Start of Block

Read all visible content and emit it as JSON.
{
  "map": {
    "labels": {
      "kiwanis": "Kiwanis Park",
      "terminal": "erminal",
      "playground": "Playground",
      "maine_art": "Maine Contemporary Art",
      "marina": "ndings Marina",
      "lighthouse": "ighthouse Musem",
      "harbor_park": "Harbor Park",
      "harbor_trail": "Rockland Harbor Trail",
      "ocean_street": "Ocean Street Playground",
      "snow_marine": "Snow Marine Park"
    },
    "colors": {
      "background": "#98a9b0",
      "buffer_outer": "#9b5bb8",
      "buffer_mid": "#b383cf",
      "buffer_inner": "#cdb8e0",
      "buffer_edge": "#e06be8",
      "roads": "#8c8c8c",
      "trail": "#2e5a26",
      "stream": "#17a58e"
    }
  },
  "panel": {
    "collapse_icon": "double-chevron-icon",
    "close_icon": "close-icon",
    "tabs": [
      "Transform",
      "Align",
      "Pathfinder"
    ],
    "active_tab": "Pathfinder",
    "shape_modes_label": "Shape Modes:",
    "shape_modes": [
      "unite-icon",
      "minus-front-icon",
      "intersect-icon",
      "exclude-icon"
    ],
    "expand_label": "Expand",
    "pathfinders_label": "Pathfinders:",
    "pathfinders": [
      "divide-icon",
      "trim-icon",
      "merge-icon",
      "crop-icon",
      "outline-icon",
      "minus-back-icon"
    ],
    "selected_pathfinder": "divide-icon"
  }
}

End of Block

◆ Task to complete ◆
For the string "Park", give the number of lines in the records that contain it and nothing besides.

◆ Reply to the exercise ◆
3